- App and web page records
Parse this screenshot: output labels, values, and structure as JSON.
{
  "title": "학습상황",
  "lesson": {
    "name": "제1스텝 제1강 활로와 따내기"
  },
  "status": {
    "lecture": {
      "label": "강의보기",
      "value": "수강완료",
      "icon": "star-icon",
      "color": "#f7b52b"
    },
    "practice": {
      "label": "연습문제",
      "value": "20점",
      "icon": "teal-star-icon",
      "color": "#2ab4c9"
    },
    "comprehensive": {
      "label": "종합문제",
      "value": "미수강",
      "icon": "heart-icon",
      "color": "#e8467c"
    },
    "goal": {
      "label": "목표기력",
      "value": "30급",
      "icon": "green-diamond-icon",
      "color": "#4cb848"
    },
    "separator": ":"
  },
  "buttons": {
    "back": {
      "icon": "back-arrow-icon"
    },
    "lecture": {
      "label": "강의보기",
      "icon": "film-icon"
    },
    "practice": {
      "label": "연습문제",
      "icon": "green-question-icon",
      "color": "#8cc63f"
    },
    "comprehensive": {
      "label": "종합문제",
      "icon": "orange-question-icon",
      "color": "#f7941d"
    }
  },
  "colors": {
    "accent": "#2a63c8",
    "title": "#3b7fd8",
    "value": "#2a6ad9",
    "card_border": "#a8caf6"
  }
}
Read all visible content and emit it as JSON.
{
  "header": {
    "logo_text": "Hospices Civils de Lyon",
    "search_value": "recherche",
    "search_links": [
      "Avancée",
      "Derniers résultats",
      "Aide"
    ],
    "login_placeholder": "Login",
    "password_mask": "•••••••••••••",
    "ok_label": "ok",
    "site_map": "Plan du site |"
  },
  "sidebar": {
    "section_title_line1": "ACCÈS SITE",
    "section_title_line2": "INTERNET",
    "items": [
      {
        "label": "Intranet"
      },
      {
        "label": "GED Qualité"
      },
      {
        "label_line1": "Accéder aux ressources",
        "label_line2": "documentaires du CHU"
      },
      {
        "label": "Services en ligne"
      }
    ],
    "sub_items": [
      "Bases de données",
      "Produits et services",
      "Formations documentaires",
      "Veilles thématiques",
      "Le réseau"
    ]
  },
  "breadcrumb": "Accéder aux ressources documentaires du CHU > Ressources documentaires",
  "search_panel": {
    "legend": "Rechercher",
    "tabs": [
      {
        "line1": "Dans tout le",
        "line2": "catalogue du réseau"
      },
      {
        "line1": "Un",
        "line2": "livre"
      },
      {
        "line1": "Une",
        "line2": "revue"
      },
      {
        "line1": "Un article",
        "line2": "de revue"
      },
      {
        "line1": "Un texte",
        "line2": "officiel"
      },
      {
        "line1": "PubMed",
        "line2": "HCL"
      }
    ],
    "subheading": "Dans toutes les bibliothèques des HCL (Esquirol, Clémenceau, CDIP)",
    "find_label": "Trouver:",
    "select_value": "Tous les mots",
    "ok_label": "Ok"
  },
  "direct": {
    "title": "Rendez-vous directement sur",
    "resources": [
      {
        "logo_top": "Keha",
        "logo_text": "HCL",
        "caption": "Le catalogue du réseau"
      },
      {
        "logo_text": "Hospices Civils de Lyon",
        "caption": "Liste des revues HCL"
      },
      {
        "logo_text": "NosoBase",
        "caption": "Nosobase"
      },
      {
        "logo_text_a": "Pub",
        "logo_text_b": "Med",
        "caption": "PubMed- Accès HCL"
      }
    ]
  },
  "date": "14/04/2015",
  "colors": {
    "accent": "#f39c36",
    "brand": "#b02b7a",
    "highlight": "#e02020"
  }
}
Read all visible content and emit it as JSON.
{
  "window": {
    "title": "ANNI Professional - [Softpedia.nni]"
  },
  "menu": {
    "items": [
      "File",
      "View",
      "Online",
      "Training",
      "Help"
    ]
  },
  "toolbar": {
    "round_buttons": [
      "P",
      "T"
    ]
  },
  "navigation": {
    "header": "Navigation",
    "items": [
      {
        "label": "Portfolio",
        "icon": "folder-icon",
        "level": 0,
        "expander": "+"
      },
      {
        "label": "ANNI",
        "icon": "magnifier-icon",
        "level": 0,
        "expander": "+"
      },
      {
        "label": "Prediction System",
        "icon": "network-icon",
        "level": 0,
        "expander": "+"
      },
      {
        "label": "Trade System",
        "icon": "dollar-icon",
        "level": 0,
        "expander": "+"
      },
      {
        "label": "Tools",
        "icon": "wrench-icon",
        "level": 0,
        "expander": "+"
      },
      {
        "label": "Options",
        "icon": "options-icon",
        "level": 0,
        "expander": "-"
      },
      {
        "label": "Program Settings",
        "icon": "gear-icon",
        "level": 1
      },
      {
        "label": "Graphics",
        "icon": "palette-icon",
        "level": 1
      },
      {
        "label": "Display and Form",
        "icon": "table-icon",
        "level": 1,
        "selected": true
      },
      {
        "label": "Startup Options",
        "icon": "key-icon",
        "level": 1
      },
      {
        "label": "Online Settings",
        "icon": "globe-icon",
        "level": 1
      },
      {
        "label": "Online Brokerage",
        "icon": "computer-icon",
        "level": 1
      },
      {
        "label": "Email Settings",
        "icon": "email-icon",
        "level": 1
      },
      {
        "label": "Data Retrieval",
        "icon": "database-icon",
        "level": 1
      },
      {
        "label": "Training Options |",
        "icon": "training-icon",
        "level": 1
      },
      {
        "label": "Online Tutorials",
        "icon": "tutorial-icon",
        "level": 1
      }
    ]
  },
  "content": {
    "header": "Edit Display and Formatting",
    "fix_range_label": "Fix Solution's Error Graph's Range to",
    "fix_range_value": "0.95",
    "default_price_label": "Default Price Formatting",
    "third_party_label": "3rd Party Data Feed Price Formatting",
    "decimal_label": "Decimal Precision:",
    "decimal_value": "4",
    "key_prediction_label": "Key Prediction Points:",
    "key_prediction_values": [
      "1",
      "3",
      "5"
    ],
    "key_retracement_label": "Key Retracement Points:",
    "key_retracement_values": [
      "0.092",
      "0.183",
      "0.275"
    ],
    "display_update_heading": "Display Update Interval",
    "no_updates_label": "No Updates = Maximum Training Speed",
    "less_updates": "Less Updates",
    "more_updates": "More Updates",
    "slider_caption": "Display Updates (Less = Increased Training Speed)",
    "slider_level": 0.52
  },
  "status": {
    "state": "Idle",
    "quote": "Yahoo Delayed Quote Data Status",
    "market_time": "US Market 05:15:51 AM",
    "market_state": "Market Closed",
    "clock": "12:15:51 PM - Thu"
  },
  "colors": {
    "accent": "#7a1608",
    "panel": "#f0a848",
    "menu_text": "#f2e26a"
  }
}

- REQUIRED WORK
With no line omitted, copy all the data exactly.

- SOLUTION FOR THIS TASK
Parse this screenshot: output labels, values, and structure as JSON.
{
  "title": "학습상황",
  "lesson": {
    "name": "제1스텝 제1강 활로와 따내기"
  },
  "status": {
    "lecture": {
      "label": "강의보기",
      "value": "수강완료",
      "icon": "star-icon",
      "color": "#f7b52b"
    },
    "practice": {
      "label": "연습문제",
      "value": "20점",
      "icon": "teal-star-icon",
      "color": "#2ab4c9"
    },
    "comprehensive": {
      "label": "종합문제",
      "value": "미수강",
      "icon": "heart-icon",
      "color": "#e8467c"
    },
    "goal": {
      "label": "목표기력",
      "value": "30급",
      "icon": "green-diamond-icon",
      "color": "#4cb848"
    },
    "separator": ":"
  },
  "buttons": {
    "back": {
      "icon": "back-arrow-icon"
    },
    "lecture": {
      "label": "강의보기",
      "icon": "film-icon"
    },
    "practice": {
      "label": "연습문제",
      "icon": "green-question-icon",
      "color": "#8cc63f"
    },
    "comprehensive": {
      "label": "종합문제",
      "icon": "orange-question-icon",
      "color": "#f7941d"
    }
  },
  "colors": {
    "accent": "#2a63c8",
    "title": "#3b7fd8",
    "value": "#2a6ad9",
    "card_border": "#a8caf6"
  }
}
Read all visible content and emit it as JSON.
{
  "header": {
    "logo_text": "Hospices Civils de Lyon",
    "search_value": "recherche",
    "search_links": [
      "Avancée",
      "Derniers résultats",
      "Aide"
    ],
    "login_placeholder": "Login",
    "password_mask": "•••••••••••••",
    "ok_label": "ok",
    "site_map": "Plan du site |"
  },
  "sidebar": {
    "section_title_line1": "ACCÈS SITE",
    "section_title_line2": "INTERNET",
    "items": [
      {
        "label": "Intranet"
      },
      {
        "label": "GED Qualité"
      },
      {
        "label_line1": "Accéder aux ressources",
        "label_line2": "documentaires du CHU"
      },
      {
        "label": "Services en ligne"
      }
    ],
    "sub_items": [
      "Bases de données",
      "Produits et services",
      "Formations documentaires",
      "Veilles thématiques",
      "Le réseau"
    ]
  },
  "breadcrumb": "Accéder aux ressources documentaires du CHU > Ressources documentaires",
  "search_panel": {
    "legend": "Rechercher",
    "tabs": [
      {
        "line1": "Dans tout le",
        "line2": "catalogue du réseau"
      },
      {
        "line1": "Un",
        "line2": "livre"
      },
      {
        "line1": "Une",
        "line2": "revue"
      },
      {
        "line1": "Un article",
        "line2": "de revue"
      },
      {
        "line1": "Un texte",
        "line2": "officiel"
      },
      {
        "line1": "PubMed",
        "line2": "HCL"
      }
    ],
    "subheading": "Dans toutes les bibliothèques des HCL (Esquirol, Clémenceau, CDIP)",
    "find_label": "Trouver:",
    "select_value": "Tous les mots",
    "ok_label": "Ok"
  },
  "direct": {
    "title": "Rendez-vous directement sur",
    "resources": [
      {
        "logo_top": "Keha",
        "logo_text": "HCL",
        "caption": "Le catalogue du réseau"
      },
      {
        "logo_text": "Hospices Civils de Lyon",
        "caption": "Liste des revues HCL"
      },
      {
        "logo_text": "NosoBase",
        "caption": "Nosobase"
      },
      {
        "logo_text_a": "Pub",
        "logo_text_b": "Med",
        "caption": "PubMed- Accès HCL"
      }
    ]
  },
  "date": "14/04/2015",
  "colors": {
    "accent": "#f39c36",
    "brand": "#b02b7a",
    "highlight": "#e02020"
  }
}
Read all visible content and emit it as JSON.
{
  "window": {
    "title": "ANNI Professional - [Softpedia.nni]"
  },
  "menu": {
    "items": [
      "File",
      "View",
      "Online",
      "Training",
      "Help"
    ]
  },
  "toolbar": {
    "round_buttons": [
      "P",
      "T"
    ]
  },
  "navigation": {
    "header": "Navigation",
    "items": [
      {
        "label": "Portfolio",
        "icon": "folder-icon",
        "level": 0,
        "expander": "+"
      },
      {
        "label": "ANNI",
        "icon": "magnifier-icon",
        "level": 0,
        "expander": "+"
      },
      {
        "label": "Prediction System",
        "icon": "network-icon",
        "level": 0,
        "expander": "+"
      },
      {
        "label": "Trade System",
        "icon": "dollar-icon",
        "level": 0,
        "expander": "+"
      },
      {
        "label": "Tools",
        "icon": "wrench-icon",
        "level": 0,
        "expander": "+"
      },
      {
        "label": "Options",
        "icon": "options-icon",
        "level": 0,
        "expander": "-"
      },
      {
        "label": "Program Settings",
        "icon": "gear-icon",
        "level": 1
      },
      {
        "label": "Graphics",
        "icon": "palette-icon",
        "level": 1
      },
      {
        "label": "Display and Form",
        "icon": "table-icon",
        "level": 1,
        "selected": true
      },
      {
        "label": "Startup Options",
        "icon": "key-icon",
        "level": 1
      },
      {
        "label": "Online Settings",
        "icon": "globe-icon",
        "level": 1
      },
      {
        "label": "Online Brokerage",
        "icon": "computer-icon",
        "level": 1
      },
      {
        "label": "Email Settings",
        "icon": "email-icon",
        "level": 1
      },
      {
        "label": "Data Retrieval",
        "icon": "database-icon",
        "level": 1
      },
      {
        "label": "Training Options |",
        "icon": "training-icon",
        "level": 1
      },
      {
        "label": "Online Tutorials",
        "icon": "tutorial-icon",
        "level": 1
      }
    ]
  },
  "content": {
    "header": "Edit Display and Formatting",
    "fix_range_label": "Fix Solution's Error Graph's Range to",
    "fix_range_value": "0.95",
    "default_price_label": "Default Price Formatting",
    "third_party_label": "3rd Party Data Feed Price Formatting",
    "decimal_label": "Decimal Precision:",
    "decimal_value": "4",
    "key_prediction_label": "Key Prediction Points:",
    "key_prediction_values": [
      "1",
      "3",
      "5"
    ],
    "key_retracement_label": "Key Retracement Points:",
    "key_retracement_values": [
      "0.092",
      "0.183",
      "0.275"
    ],
    "display_update_heading": "Display Update Interval",
    "no_updates_label": "No Updates = Maximum Training Speed",
    "less_updates": "Less Updates",
    "more_updates": "More Updates",
    "slider_caption": "Display Updates (Less = Increased Training Speed)",
    "slider_level": 0.52
  },
  "status": {
    "state": "Idle",
    "quote": "Yahoo Delayed Quote Data Status",
    "market_time": "US Market 05:15:51 AM",
    "market_state": "Market Closed",
    "clock": "12:15:51 PM - Thu"
  },
  "colors": {
    "accent": "#7a1608",
    "panel": "#f0a848",
    "menu_text": "#f2e26a"
  }
}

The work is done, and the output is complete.